While reading HVAC industry publications, I frequently see ads for companies that provide “universal” replacement parts. In this context, universal means that these replacement parts will fit many brands and models of AC and heating systems, but they were not made by the same company that made the original part. In other industries these would sometimes be called aftermarket parts. These universal fit, aftermarket parts often feature settings and mounting hardware that cover a wide variety of applications. Since repairs tend to be more common during extreme (hot or cold) weather, often both homeowners and contractors often get in a rush to get systems going again. Although this topic can be ignored, for the long haul you would do well to be aware of this choice — ask a few questions about parts being used in your system.
In other blogs and pages on our website, you’ll see many references to this fact: there are more brands of new HVAC equipment than there are factories making them. This means that some brands of new equipment have the same or very similar main components as other brands. A few examples of these parts include: compressors, condensers, coils, fans, blowers, controls, and more. For these reasons, the concept of OEM (Original Equipment Manufacturer) is less differentiated in the HVAC component and parts industry than in some other industries.
HVAC contractor point of view
For the company doing the repairs, having universal fitting parts offers several advantages. For starters, although many AC and heating contractors will focus on a limited number of brands of new equipment, most will repair ALL makes and models of central AC and heating systems.
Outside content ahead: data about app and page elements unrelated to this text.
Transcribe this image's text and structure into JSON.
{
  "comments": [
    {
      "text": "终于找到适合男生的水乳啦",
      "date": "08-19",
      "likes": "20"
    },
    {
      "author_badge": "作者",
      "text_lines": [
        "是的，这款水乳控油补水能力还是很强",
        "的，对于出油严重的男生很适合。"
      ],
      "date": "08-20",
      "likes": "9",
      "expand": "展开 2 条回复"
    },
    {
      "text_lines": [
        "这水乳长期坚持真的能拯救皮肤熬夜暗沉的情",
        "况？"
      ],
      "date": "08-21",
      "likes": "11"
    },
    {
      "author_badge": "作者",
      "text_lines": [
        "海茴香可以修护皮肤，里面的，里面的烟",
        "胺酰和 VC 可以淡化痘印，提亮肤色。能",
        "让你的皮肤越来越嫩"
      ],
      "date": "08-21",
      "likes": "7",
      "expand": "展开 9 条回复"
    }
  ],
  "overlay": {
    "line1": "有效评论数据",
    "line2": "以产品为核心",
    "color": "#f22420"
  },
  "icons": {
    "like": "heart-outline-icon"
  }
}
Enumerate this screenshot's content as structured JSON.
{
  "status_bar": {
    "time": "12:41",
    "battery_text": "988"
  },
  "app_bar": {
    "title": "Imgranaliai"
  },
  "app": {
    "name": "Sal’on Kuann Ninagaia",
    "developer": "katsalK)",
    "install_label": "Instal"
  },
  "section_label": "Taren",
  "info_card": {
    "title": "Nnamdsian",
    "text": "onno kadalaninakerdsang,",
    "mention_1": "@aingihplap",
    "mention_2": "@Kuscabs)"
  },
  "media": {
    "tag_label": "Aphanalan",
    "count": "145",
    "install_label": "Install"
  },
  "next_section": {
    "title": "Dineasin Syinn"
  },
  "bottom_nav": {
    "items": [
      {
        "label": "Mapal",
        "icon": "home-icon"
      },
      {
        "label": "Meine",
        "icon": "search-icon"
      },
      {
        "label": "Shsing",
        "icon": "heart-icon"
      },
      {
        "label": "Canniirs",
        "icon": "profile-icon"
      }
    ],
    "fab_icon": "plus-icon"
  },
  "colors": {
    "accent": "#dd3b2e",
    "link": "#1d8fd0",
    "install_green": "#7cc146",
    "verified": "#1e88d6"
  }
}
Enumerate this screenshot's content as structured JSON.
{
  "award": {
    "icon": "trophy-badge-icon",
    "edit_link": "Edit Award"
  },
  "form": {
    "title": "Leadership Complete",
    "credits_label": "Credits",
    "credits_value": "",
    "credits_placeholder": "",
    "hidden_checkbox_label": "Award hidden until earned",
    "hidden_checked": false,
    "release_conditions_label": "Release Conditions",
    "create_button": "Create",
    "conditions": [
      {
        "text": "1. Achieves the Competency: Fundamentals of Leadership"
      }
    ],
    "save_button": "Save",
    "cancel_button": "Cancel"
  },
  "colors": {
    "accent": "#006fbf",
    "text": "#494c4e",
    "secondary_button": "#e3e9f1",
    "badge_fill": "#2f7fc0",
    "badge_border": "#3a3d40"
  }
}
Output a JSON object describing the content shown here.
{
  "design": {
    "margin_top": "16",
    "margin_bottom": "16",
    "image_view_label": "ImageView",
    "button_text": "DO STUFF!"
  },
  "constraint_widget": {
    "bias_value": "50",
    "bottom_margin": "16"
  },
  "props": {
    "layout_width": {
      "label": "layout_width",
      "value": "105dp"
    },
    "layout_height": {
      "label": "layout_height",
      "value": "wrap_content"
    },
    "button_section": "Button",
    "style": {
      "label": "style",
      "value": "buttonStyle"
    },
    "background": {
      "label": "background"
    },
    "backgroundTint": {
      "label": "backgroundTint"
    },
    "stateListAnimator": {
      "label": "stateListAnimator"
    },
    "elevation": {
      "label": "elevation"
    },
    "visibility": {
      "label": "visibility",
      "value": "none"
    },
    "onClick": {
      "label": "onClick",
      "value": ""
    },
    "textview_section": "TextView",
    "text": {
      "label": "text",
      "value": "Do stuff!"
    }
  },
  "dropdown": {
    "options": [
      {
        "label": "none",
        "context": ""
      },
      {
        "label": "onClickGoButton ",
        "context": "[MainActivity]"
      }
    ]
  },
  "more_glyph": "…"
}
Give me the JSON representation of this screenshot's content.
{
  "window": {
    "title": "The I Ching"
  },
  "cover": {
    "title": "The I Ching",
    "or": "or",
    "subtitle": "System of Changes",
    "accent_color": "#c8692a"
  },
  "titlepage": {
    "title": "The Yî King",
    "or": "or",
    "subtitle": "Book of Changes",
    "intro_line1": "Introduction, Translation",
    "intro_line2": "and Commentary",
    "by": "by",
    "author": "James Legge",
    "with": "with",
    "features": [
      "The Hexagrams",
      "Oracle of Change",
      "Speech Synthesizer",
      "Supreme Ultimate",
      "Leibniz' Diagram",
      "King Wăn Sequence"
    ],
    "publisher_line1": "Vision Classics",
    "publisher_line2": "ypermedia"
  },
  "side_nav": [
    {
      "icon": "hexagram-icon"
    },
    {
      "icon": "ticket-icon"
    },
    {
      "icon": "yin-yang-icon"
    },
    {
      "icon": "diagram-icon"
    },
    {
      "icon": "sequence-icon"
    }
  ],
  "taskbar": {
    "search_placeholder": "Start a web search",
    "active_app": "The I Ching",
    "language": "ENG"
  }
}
Universal fit repair parts mean that the contractor can: a- keep less inventory on their trucks or in their warehouse; b- spend less time going for / waiting on OEM replacement parts; c- be more efficient and make more profit on flat rate repair jobs, save money for the homeowner, or some combination.
Homeowner point of view and questions to ask
For the homeowner, the following considerations come into play when comparing OEM parts with universal fit ones:
Availability – is the OEM part available? If not, your decision just got easier — you’ll have to go with an aftermarket or universal fit one.
Cost – now, and over the life of the repair part or your system.
Performance — does the universal fit product fit and work as well — or better than — a replacement original or OEM one?
Warranty – would a non-OEM part void all or part of the original warranty on your system? If yes, is it worth it? If not, what is the warranty on the parts and labor on the OEM part vs. the universal part you are considering.
If you have related experience with this topic, please share them so others can benefit.